It is at times like these when the role of people like Matthias can help call us back to a truly biblical focus on taking our place within the greater community and on serving the needs of all. It can redirect our attention away from ourselves, as separate from others, and remind us of the important and genuinely fulfilling role that we can play as part of a wider family. Whatever our contribution might be, whether great or seemingly small, it is a valuable part of something much more important than us as individuals. And that realization can actually enrich our lives and our sense of importance in a way that being separate from everyone else never can.
It is like that single flower, stuck in a hole in the middle of that large cross. It’s fine, I suppose. It’s a pretty flower. Maybe we could call it a “Matthias flower.” But its far greater beauty and its far greater significance will come only when all the other flowers are placed there along with it, when it becomes part of an entire display.
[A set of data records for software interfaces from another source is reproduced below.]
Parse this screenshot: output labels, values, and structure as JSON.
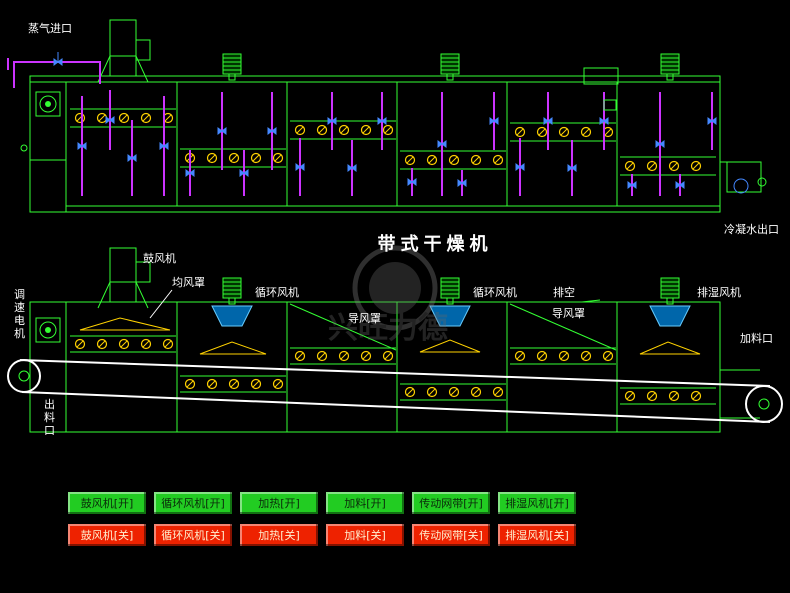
{
  "title": "带式干燥机",
  "labels": {
    "steam_inlet": "蒸气进口",
    "condensate_outlet": "冷凝水出口",
    "blower": "鼓风机",
    "even_air_hood": "均风罩",
    "circulation_fan_1": "循环风机",
    "circulation_fan_2": "循环风机",
    "exhaust_vent": "排空",
    "dehumidify_fan": "排湿风机",
    "guide_hood_1": "导风罩",
    "guide_hood_2": "导风罩",
    "feed_inlet": "加料口",
    "speed_motor_1": "调",
    "speed_motor_2": "速",
    "speed_motor_3": "电",
    "speed_motor_4": "机",
    "discharge_1": "出",
    "discharge_2": "料",
    "discharge_3": "口",
    "watermark": "兴旺力德"
  },
  "controls": {
    "on_row": [
      "鼓风机[开]",
      "循环风机[开]",
      "加热[开]",
      "加料[开]",
      "传动网带[开]",
      "排湿风机[开]"
    ],
    "off_row": [
      "鼓风机[关]",
      "循环风机[关]",
      "加热[关]",
      "加料[关]",
      "传动网带[关]",
      "排湿风机[关]"
    ]
  },
  "colors": {
    "frame": "#33ff33",
    "pipe": "#cc33ff",
    "valve": "#4488ff",
    "heater": "#ffd200",
    "belt": "#ffffff",
    "on": "#22cc22",
    "off": "#ee2200"
  }
}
Together, they will become a beautiful and moving sign of the new life that God has given us in Jesus, in a way that a single flower, no matter what kind it is, could never do.
The same is true of the generous contribution that every member of this church makes to the life and work of the entire community. Whether it is getting the church ready for and cleaning up from our worship services; whether it is singing in the choir or serving in any of our various liturgical ministries; whether it is teaching Sunday School or hosting Coffee Hour or moving back the tables and chairs afterward; whether it is cutting the grass or taking care of the gardens; whether it is helping to host special events and receptions or decorating the walls and bulletin boards in our Community Building; whether it is transporting our offerings to CARE House or to the Food Pantry at St. Paul United Methodist Church; whether it is extending our ministry to the residents of Canterbury Court; whether it is working on a Habitat for Humanity project or taking part in our softball team; whether it is working on annual events such as our Yard Sale or Christmas Project; or any other of the seemingly countless services and ministries of this parish, usually done quietly and unobtrusively by our members, all of them are important and valuable, and all of them contribute to accomplishing the overall mission of the church.
As we come forward in just a few minutes to take part in the flowering of the cross, think a bit about the important place that you have within this community of faith and about the important contribution that you make through your own “Matthias ministry.” Then, when we have all returned to our regular places, look up and see the inspiring beauty of the cross when everyone’s flowers have been placed there together; and remember the inspiring beauty of this community of faith to which all of us can make our own invaluable contributions. For together, we become, by the power of the Spirit, the embodied presence of Christ in this time and place. And that is a truly beautiful thing.